Records from a collection:

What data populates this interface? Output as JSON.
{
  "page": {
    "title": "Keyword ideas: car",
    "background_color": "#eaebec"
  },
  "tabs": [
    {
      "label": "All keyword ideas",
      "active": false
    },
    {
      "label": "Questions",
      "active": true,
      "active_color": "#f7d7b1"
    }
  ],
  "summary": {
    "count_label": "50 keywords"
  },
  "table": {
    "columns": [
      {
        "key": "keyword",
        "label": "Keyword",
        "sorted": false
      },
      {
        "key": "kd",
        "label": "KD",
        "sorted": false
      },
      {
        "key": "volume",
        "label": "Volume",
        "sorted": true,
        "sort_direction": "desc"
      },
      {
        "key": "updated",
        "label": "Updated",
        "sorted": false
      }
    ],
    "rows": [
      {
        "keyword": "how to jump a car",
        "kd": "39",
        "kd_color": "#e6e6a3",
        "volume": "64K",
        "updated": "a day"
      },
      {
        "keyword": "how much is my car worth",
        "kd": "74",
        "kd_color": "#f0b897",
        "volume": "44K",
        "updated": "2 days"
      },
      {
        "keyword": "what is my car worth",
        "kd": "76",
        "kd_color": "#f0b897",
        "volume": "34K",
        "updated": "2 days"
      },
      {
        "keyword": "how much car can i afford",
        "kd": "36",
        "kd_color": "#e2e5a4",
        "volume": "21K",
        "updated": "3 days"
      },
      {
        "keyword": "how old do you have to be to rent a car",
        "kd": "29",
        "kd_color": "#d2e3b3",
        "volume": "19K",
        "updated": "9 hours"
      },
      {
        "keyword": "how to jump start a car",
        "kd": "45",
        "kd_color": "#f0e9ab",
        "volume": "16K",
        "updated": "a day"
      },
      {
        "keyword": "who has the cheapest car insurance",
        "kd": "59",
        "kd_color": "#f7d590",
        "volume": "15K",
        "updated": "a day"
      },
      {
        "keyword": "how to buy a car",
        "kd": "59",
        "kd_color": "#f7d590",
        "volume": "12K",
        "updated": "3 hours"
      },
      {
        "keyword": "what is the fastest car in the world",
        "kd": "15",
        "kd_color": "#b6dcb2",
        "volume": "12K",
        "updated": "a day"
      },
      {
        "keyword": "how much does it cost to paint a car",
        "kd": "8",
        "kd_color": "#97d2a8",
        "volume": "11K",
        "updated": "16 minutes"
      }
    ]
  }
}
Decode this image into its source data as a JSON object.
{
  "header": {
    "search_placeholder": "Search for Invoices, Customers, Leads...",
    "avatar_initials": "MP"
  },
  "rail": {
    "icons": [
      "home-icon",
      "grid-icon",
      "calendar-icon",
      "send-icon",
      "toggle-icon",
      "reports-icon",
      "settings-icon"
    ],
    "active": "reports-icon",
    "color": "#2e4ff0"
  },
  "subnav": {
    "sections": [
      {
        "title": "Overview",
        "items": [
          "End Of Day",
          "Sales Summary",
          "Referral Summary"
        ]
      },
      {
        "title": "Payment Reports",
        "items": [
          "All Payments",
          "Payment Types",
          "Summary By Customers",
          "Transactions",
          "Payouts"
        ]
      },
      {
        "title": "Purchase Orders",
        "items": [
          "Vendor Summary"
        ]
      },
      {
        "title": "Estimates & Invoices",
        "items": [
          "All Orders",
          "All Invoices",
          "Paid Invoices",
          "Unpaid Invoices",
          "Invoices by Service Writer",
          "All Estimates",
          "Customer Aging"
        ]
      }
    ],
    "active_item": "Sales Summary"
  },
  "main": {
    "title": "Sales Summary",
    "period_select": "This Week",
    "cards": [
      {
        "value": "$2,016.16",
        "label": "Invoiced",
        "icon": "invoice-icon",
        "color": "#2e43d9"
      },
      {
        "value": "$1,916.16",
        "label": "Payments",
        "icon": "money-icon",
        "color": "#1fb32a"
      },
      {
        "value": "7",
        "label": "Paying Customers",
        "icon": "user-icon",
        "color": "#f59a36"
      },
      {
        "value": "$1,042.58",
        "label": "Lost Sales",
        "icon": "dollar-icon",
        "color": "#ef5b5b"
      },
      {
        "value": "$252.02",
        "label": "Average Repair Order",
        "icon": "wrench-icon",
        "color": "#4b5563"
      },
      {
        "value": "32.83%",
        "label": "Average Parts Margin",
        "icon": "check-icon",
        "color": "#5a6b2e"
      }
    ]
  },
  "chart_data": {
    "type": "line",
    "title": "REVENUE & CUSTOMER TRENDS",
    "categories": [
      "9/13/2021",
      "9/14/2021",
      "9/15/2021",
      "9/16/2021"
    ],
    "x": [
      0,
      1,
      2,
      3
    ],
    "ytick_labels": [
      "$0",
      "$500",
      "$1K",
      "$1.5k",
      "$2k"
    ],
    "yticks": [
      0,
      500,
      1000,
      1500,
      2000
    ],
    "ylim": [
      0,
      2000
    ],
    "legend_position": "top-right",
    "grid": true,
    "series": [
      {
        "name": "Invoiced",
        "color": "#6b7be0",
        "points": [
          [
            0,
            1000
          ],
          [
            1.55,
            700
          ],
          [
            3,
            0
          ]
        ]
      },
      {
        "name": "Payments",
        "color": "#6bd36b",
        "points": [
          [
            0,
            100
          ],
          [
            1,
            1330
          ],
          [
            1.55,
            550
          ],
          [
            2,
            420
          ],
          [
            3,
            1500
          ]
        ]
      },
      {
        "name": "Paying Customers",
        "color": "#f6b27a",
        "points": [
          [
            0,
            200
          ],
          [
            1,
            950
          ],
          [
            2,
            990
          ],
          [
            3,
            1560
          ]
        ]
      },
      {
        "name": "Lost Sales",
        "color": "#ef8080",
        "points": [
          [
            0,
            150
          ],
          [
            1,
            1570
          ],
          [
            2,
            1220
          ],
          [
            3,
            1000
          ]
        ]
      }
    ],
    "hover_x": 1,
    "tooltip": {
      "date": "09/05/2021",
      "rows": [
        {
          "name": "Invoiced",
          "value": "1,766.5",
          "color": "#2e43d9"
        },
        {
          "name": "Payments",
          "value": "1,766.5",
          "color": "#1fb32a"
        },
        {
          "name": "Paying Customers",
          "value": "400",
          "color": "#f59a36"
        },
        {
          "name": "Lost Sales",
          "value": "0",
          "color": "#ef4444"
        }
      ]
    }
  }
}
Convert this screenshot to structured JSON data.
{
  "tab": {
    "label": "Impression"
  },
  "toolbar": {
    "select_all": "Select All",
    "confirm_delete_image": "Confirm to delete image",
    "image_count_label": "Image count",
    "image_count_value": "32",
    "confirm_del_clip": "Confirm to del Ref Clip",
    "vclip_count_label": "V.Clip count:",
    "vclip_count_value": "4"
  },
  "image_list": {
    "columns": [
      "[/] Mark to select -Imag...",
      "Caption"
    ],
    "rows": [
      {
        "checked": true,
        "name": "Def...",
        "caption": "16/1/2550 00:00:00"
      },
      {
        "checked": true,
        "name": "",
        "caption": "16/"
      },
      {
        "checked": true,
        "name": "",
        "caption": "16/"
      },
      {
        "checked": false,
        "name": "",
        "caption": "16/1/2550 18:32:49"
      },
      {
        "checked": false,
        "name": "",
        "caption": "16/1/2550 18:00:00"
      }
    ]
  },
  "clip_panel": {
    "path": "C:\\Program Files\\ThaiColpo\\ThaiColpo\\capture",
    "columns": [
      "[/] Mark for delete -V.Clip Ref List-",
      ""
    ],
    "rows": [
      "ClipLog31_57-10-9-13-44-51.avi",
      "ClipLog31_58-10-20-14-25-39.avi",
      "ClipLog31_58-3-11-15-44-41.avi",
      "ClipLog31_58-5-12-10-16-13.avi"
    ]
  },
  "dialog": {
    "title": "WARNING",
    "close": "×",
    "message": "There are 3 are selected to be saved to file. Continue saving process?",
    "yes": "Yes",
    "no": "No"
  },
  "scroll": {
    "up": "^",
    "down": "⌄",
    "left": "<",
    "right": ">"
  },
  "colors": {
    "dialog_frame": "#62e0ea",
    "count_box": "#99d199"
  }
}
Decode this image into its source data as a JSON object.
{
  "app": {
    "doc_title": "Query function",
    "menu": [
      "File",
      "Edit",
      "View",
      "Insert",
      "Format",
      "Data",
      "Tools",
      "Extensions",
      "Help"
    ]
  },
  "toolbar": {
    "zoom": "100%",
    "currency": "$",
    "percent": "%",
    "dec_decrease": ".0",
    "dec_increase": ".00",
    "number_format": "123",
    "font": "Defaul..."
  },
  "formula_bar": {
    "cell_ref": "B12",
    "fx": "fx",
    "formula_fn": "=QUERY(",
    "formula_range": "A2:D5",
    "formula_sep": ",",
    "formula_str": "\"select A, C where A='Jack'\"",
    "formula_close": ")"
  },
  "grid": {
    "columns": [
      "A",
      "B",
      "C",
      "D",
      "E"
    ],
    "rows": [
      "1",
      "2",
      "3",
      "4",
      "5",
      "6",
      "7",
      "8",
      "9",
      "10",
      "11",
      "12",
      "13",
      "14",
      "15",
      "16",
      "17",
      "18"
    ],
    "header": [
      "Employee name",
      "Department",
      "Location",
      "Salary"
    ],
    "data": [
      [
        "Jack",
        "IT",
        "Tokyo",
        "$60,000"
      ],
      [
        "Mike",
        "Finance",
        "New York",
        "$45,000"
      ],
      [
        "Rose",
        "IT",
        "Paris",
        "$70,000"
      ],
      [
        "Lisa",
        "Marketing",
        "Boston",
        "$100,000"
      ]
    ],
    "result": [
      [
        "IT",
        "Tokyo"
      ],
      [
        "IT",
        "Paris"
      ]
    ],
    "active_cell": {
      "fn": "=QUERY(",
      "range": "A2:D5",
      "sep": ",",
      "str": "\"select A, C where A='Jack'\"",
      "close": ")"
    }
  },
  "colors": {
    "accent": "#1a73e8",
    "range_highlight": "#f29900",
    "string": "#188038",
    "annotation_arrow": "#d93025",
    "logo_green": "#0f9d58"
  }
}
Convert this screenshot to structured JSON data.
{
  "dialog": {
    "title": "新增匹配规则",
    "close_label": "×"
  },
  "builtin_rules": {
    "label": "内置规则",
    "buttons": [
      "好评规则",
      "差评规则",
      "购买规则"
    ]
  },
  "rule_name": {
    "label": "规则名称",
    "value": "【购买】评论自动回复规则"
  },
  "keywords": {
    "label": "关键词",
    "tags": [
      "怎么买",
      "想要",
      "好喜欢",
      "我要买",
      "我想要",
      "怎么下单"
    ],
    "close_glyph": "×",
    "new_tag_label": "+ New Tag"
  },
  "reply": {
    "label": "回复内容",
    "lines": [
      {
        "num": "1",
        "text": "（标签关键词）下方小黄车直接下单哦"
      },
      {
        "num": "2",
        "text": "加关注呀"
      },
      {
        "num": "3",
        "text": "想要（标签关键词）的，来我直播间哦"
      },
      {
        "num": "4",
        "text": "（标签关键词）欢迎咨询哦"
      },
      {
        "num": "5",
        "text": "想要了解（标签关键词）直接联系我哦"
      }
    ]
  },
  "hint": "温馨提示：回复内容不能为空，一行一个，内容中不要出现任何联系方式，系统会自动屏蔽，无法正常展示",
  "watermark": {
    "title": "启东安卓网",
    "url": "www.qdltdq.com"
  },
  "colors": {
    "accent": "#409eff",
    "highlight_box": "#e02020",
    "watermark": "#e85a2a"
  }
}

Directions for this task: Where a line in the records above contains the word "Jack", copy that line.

Solution to this problem:
    "formula_str": "\"select A, C where A='Jack'\"",
        "Jack",
      "str": "\"select A, C where A='Jack'\"",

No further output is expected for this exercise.